“Our state revenues are outpacing the estimates and the expectations that experts gave us earlier this year, our state and our economy have shown tremendous resilience,” Pritzker said at a news conference today. “While we have still far too many who are struggling, our collective economic and fiscal outlook is brighter than it was even three months ago.”
As a result, he continued, “I have informed legislative leaders that I am now in a position to propose increasing evidence-based funding for schools by $350 million.”
“Evidence based” is shorthand for the new funding formula adopted by lawmakers several years ago, in which a regular infusion of new funds, roughly $350 million a year, is supposed to go to schools, mostly districts that have a large number of poor students but a relatively small property-tax base to serve them.

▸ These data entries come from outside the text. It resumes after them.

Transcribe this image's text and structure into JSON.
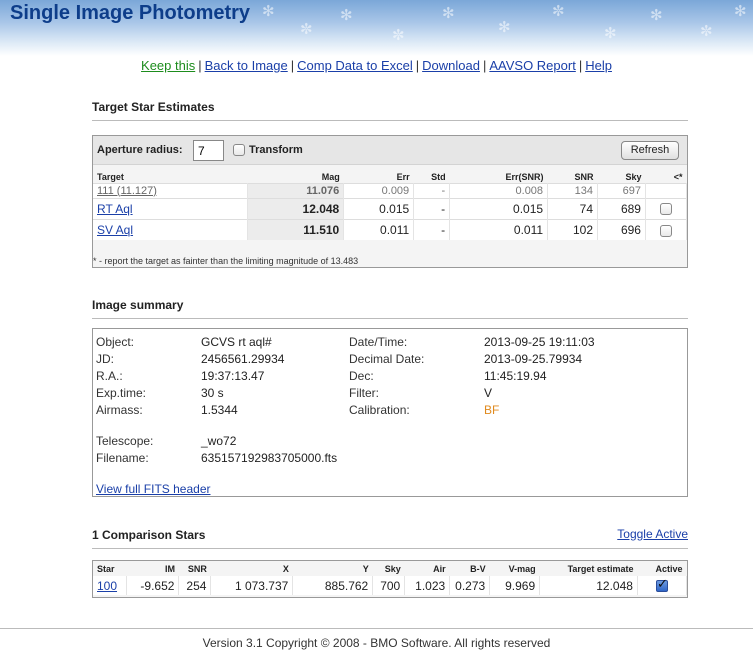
{
  "header": {
    "title": "Single Image Photometry"
  },
  "nav": {
    "items": [
      "Keep this",
      "Back to Image",
      "Comp Data to Excel",
      "Download",
      "AAVSO Report",
      "Help"
    ]
  },
  "target": {
    "section_title": "Target Star Estimates",
    "aperture_label": "Aperture radius:",
    "aperture_value": "7",
    "transform_label": "Transform",
    "refresh_label": "Refresh",
    "columns": [
      "Target",
      "Mag",
      "Err",
      "Std",
      "Err(SNR)",
      "SNR",
      "Sky",
      "<*"
    ],
    "rows": [
      {
        "name": "111 (11.127)",
        "mag": "11.076",
        "err": "0.009",
        "std": "-",
        "err_snr": "0.008",
        "snr": "134",
        "sky": "697"
      },
      {
        "name": "RT Aql",
        "mag": "12.048",
        "err": "0.015",
        "std": "-",
        "err_snr": "0.015",
        "snr": "74",
        "sky": "689"
      },
      {
        "name": "SV Aql",
        "mag": "11.510",
        "err": "0.011",
        "std": "-",
        "err_snr": "0.011",
        "snr": "102",
        "sky": "696"
      }
    ],
    "footnote": "* - report the target as fainter than the limiting magnitude of 13.483"
  },
  "summary": {
    "section_title": "Image summary",
    "left": [
      {
        "label": "Object:",
        "value": "GCVS rt aql#"
      },
      {
        "label": "JD:",
        "value": "2456561.29934"
      },
      {
        "label": "R.A.:",
        "value": "19:37:13.47"
      },
      {
        "label": "Exp.time:",
        "value": "30 s"
      },
      {
        "label": "Airmass:",
        "value": "1.5344"
      }
    ],
    "right": [
      {
        "label": "Date/Time:",
        "value": "2013-09-25 19:11:03"
      },
      {
        "label": "Decimal Date:",
        "value": "2013-09-25.79934"
      },
      {
        "label": "Dec:",
        "value": "11:45:19.94"
      },
      {
        "label": "Filter:",
        "value": "V"
      },
      {
        "label": "Calibration:",
        "value": "BF"
      }
    ],
    "telescope_label": "Telescope:",
    "telescope_value": "_wo72",
    "filename_label": "Filename:",
    "filename_value": "635157192983705000.fts",
    "fits_link": "View full FITS header",
    "calibration_color": "#e08a1e"
  },
  "comparison": {
    "section_title": "1 Comparison Stars",
    "toggle_label": "Toggle Active",
    "columns": [
      "Star",
      "IM",
      "SNR",
      "X",
      "Y",
      "Sky",
      "Air",
      "B-V",
      "V-mag",
      "Target estimate",
      "Active"
    ],
    "rows": [
      {
        "star": "100",
        "im": "-9.652",
        "snr": "254",
        "x": "1 073.737",
        "y": "885.762",
        "sky": "700",
        "air": "1.023",
        "bv": "0.273",
        "vmag": "9.969",
        "estimate": "12.048",
        "active": true
      }
    ]
  },
  "footer": {
    "text": "Version 3.1 Copyright © 2008 - BMO Software. All rights reserved"
  },
  "colors": {
    "link": "#1a3fa8",
    "keep_link": "#1d8c1d",
    "title": "#0d3d8a"
  }
}
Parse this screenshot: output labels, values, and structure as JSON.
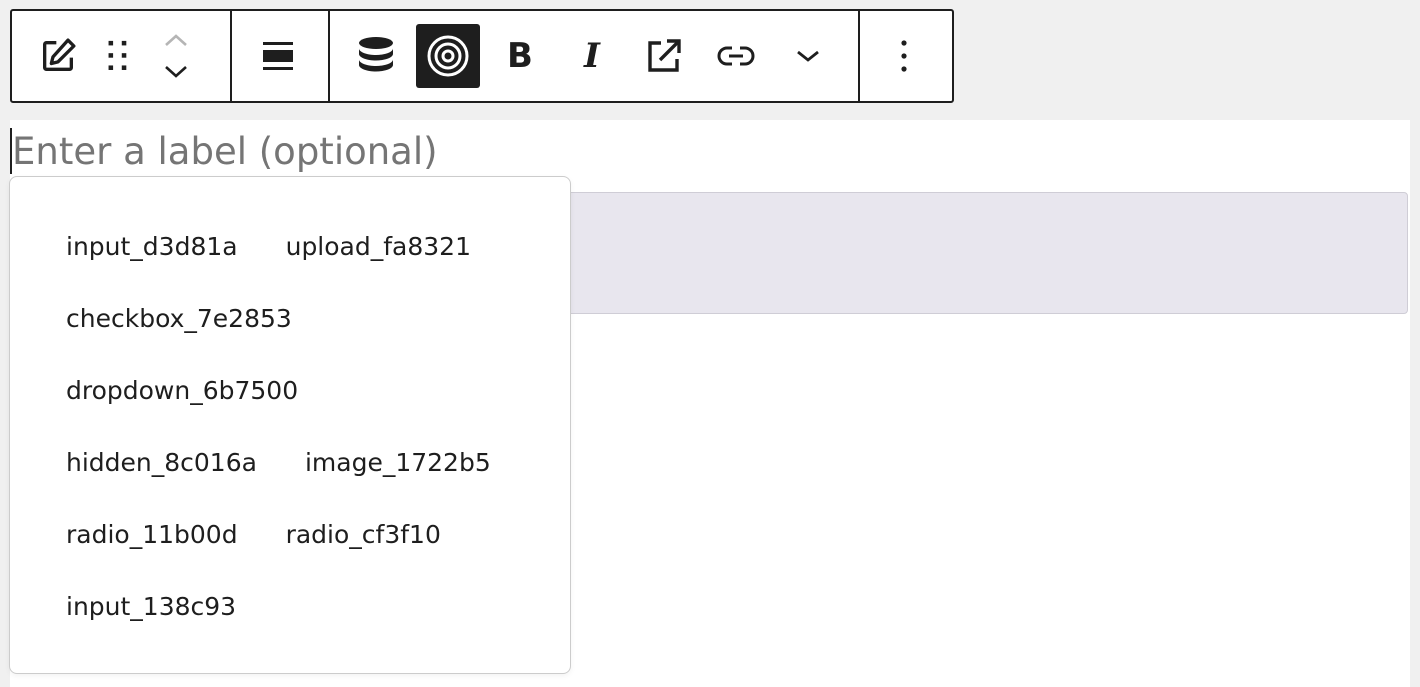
{
  "toolbar": {
    "groups": [
      {
        "icons": [
          "edit-icon",
          "drag-handle-icon",
          "move-up-icon",
          "move-down-icon"
        ]
      },
      {
        "icons": [
          "align-icon"
        ]
      },
      {
        "icons": [
          "database-icon",
          "target-icon",
          "bold-icon",
          "italic-icon",
          "open-external-icon",
          "link-icon",
          "chevron-down-icon"
        ]
      },
      {
        "icons": [
          "more-options-icon"
        ]
      }
    ],
    "bold_label": "B",
    "italic_label": "I",
    "active_tool": "target-icon"
  },
  "editor": {
    "label_placeholder": "Enter a label (optional)",
    "field_box_color": "#e8e6ee"
  },
  "popover": {
    "rows": [
      [
        "input_d3d81a",
        "upload_fa8321"
      ],
      [
        "checkbox_7e2853"
      ],
      [
        "dropdown_6b7500"
      ],
      [
        "hidden_8c016a",
        "image_1722b5"
      ],
      [
        "radio_11b00d",
        "radio_cf3f10"
      ],
      [
        "input_138c93"
      ]
    ]
  },
  "colors": {
    "ink": "#1e1e1e",
    "placeholder": "#757575",
    "page_bg": "#f0f0f0"
  }
}
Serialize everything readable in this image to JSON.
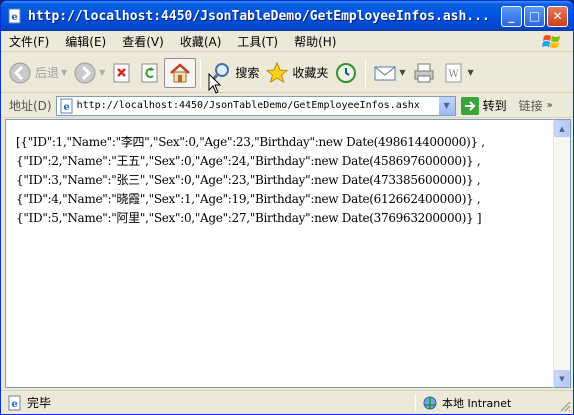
{
  "window": {
    "title": "http://localhost:4450/JsonTableDemo/GetEmployeeInfos.ash...",
    "minimize_label": "_",
    "maximize_label": "□",
    "close_label": "✕"
  },
  "menu": [
    "文件(F)",
    "编辑(E)",
    "查看(V)",
    "收藏(A)",
    "工具(T)",
    "帮助(H)"
  ],
  "toolbar": {
    "back_label": "后退",
    "search_label": "搜索",
    "favorites_label": "收藏夹",
    "icons": [
      "back-icon",
      "forward-icon",
      "stop-icon",
      "refresh-icon",
      "home-icon",
      "search-icon",
      "favorites-star-icon",
      "history-icon",
      "mail-icon",
      "print-icon",
      "edit-word-icon"
    ]
  },
  "address": {
    "label": "地址(D)",
    "url": "http://localhost:4450/JsonTableDemo/GetEmployeeInfos.ashx",
    "go_label": "转到",
    "links_label": "链接"
  },
  "content": {
    "lines": [
      "[{\"ID\":1,\"Name\":\"李四\",\"Sex\":0,\"Age\":23,\"Birthday\":new Date(498614400000)} ,",
      "{\"ID\":2,\"Name\":\"王五\",\"Sex\":0,\"Age\":24,\"Birthday\":new Date(458697600000)} ,",
      "{\"ID\":3,\"Name\":\"张三\",\"Sex\":0,\"Age\":23,\"Birthday\":new Date(473385600000)} ,",
      "{\"ID\":4,\"Name\":\"晓霞\",\"Sex\":1,\"Age\":19,\"Birthday\":new Date(612662400000)} ,",
      "{\"ID\":5,\"Name\":\"阿里\",\"Sex\":0,\"Age\":27,\"Birthday\":new Date(376963200000)} ]"
    ]
  },
  "status": {
    "text": "完毕",
    "zone": "本地 Intranet"
  },
  "colors": {
    "titlebar": "#0053e1",
    "chrome": "#ece9d8",
    "content_bg": "#ffffff"
  }
}
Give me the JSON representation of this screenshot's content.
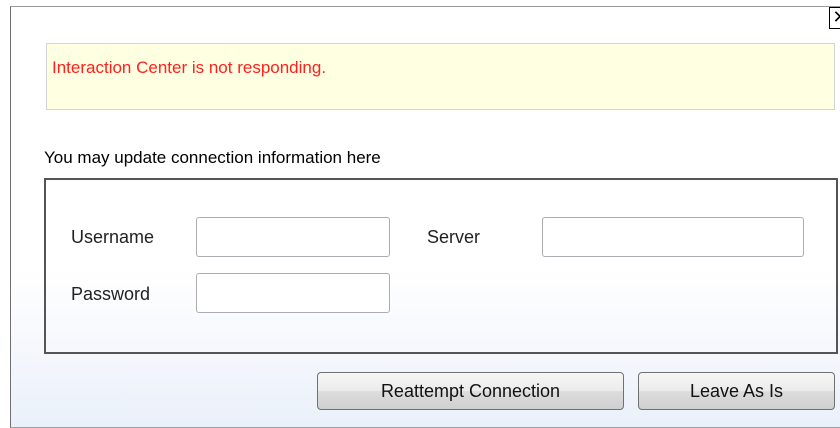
{
  "dialog": {
    "close_glyph": "✕",
    "close_icon": "close-icon"
  },
  "alert": {
    "message": "Interaction Center is not responding.",
    "message_color": "#ff2020",
    "background": "#ffffe1"
  },
  "connection": {
    "caption": "You may update connection information here",
    "username_label": "Username",
    "username_value": "",
    "password_label": "Password",
    "password_value": "",
    "server_label": "Server",
    "server_value": ""
  },
  "buttons": {
    "reattempt_label": "Reattempt Connection",
    "leave_label": "Leave As Is"
  }
}
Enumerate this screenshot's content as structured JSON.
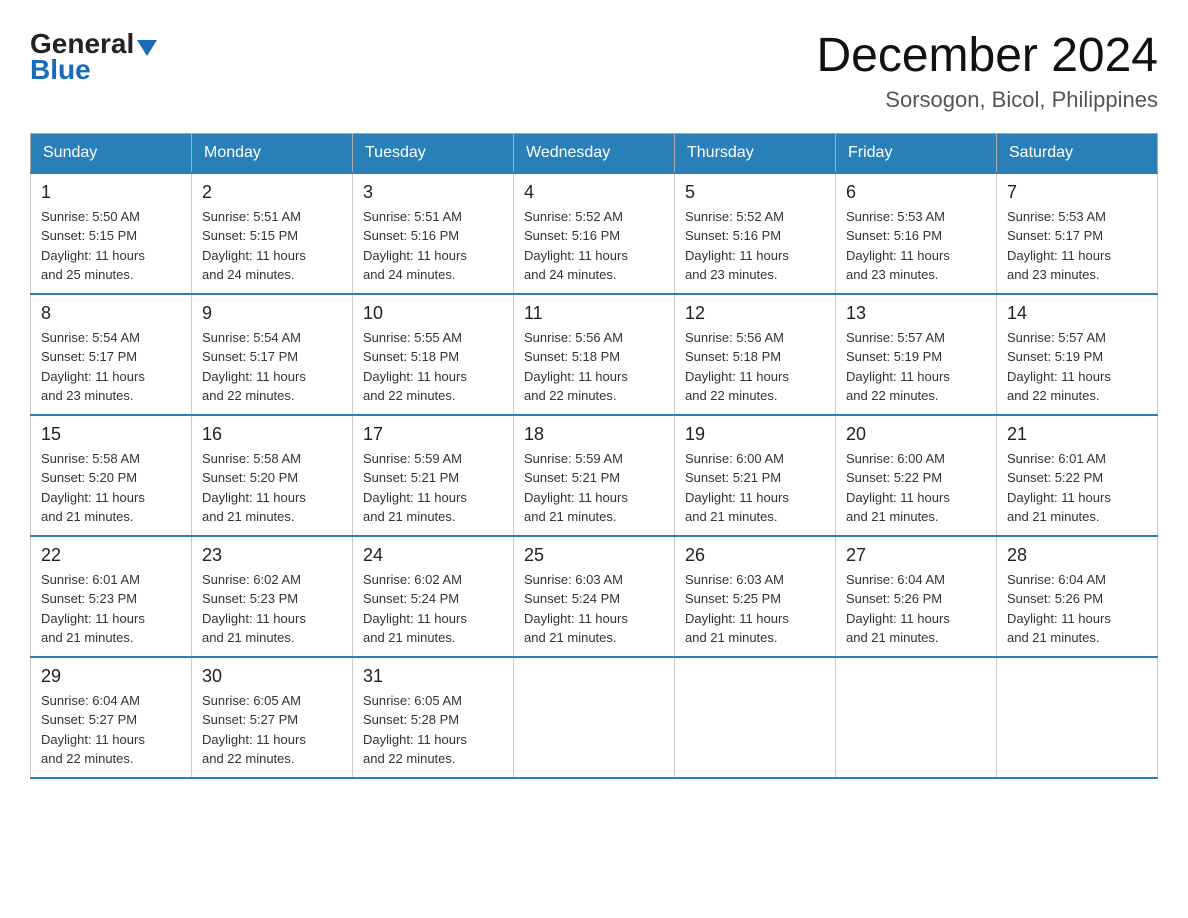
{
  "logo": {
    "general": "General",
    "blue": "Blue"
  },
  "header": {
    "month": "December 2024",
    "location": "Sorsogon, Bicol, Philippines"
  },
  "weekdays": [
    "Sunday",
    "Monday",
    "Tuesday",
    "Wednesday",
    "Thursday",
    "Friday",
    "Saturday"
  ],
  "weeks": [
    [
      {
        "day": "1",
        "sunrise": "5:50 AM",
        "sunset": "5:15 PM",
        "daylight": "11 hours and 25 minutes."
      },
      {
        "day": "2",
        "sunrise": "5:51 AM",
        "sunset": "5:15 PM",
        "daylight": "11 hours and 24 minutes."
      },
      {
        "day": "3",
        "sunrise": "5:51 AM",
        "sunset": "5:16 PM",
        "daylight": "11 hours and 24 minutes."
      },
      {
        "day": "4",
        "sunrise": "5:52 AM",
        "sunset": "5:16 PM",
        "daylight": "11 hours and 24 minutes."
      },
      {
        "day": "5",
        "sunrise": "5:52 AM",
        "sunset": "5:16 PM",
        "daylight": "11 hours and 23 minutes."
      },
      {
        "day": "6",
        "sunrise": "5:53 AM",
        "sunset": "5:16 PM",
        "daylight": "11 hours and 23 minutes."
      },
      {
        "day": "7",
        "sunrise": "5:53 AM",
        "sunset": "5:17 PM",
        "daylight": "11 hours and 23 minutes."
      }
    ],
    [
      {
        "day": "8",
        "sunrise": "5:54 AM",
        "sunset": "5:17 PM",
        "daylight": "11 hours and 23 minutes."
      },
      {
        "day": "9",
        "sunrise": "5:54 AM",
        "sunset": "5:17 PM",
        "daylight": "11 hours and 22 minutes."
      },
      {
        "day": "10",
        "sunrise": "5:55 AM",
        "sunset": "5:18 PM",
        "daylight": "11 hours and 22 minutes."
      },
      {
        "day": "11",
        "sunrise": "5:56 AM",
        "sunset": "5:18 PM",
        "daylight": "11 hours and 22 minutes."
      },
      {
        "day": "12",
        "sunrise": "5:56 AM",
        "sunset": "5:18 PM",
        "daylight": "11 hours and 22 minutes."
      },
      {
        "day": "13",
        "sunrise": "5:57 AM",
        "sunset": "5:19 PM",
        "daylight": "11 hours and 22 minutes."
      },
      {
        "day": "14",
        "sunrise": "5:57 AM",
        "sunset": "5:19 PM",
        "daylight": "11 hours and 22 minutes."
      }
    ],
    [
      {
        "day": "15",
        "sunrise": "5:58 AM",
        "sunset": "5:20 PM",
        "daylight": "11 hours and 21 minutes."
      },
      {
        "day": "16",
        "sunrise": "5:58 AM",
        "sunset": "5:20 PM",
        "daylight": "11 hours and 21 minutes."
      },
      {
        "day": "17",
        "sunrise": "5:59 AM",
        "sunset": "5:21 PM",
        "daylight": "11 hours and 21 minutes."
      },
      {
        "day": "18",
        "sunrise": "5:59 AM",
        "sunset": "5:21 PM",
        "daylight": "11 hours and 21 minutes."
      },
      {
        "day": "19",
        "sunrise": "6:00 AM",
        "sunset": "5:21 PM",
        "daylight": "11 hours and 21 minutes."
      },
      {
        "day": "20",
        "sunrise": "6:00 AM",
        "sunset": "5:22 PM",
        "daylight": "11 hours and 21 minutes."
      },
      {
        "day": "21",
        "sunrise": "6:01 AM",
        "sunset": "5:22 PM",
        "daylight": "11 hours and 21 minutes."
      }
    ],
    [
      {
        "day": "22",
        "sunrise": "6:01 AM",
        "sunset": "5:23 PM",
        "daylight": "11 hours and 21 minutes."
      },
      {
        "day": "23",
        "sunrise": "6:02 AM",
        "sunset": "5:23 PM",
        "daylight": "11 hours and 21 minutes."
      },
      {
        "day": "24",
        "sunrise": "6:02 AM",
        "sunset": "5:24 PM",
        "daylight": "11 hours and 21 minutes."
      },
      {
        "day": "25",
        "sunrise": "6:03 AM",
        "sunset": "5:24 PM",
        "daylight": "11 hours and 21 minutes."
      },
      {
        "day": "26",
        "sunrise": "6:03 AM",
        "sunset": "5:25 PM",
        "daylight": "11 hours and 21 minutes."
      },
      {
        "day": "27",
        "sunrise": "6:04 AM",
        "sunset": "5:26 PM",
        "daylight": "11 hours and 21 minutes."
      },
      {
        "day": "28",
        "sunrise": "6:04 AM",
        "sunset": "5:26 PM",
        "daylight": "11 hours and 21 minutes."
      }
    ],
    [
      {
        "day": "29",
        "sunrise": "6:04 AM",
        "sunset": "5:27 PM",
        "daylight": "11 hours and 22 minutes."
      },
      {
        "day": "30",
        "sunrise": "6:05 AM",
        "sunset": "5:27 PM",
        "daylight": "11 hours and 22 minutes."
      },
      {
        "day": "31",
        "sunrise": "6:05 AM",
        "sunset": "5:28 PM",
        "daylight": "11 hours and 22 minutes."
      },
      null,
      null,
      null,
      null
    ]
  ],
  "labels": {
    "sunrise": "Sunrise:",
    "sunset": "Sunset:",
    "daylight": "Daylight:"
  }
}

Pritzker didn’t include $350 million in this year’s budget, and his proposed budget for the fiscal year beginning July 1 excluded a funding boost. That’s now changed.
Exact figures were not immediately available, but Chicago Public Schools generally gets about one-fifth of any new money.
Pritzker had been holding off on freeing up the funds, pointing to a large cash influx most districts are getting from COVID aid. But top lawmakers have become impatient, with House Speaker Chris Welch saying that full funding is a top priority for him.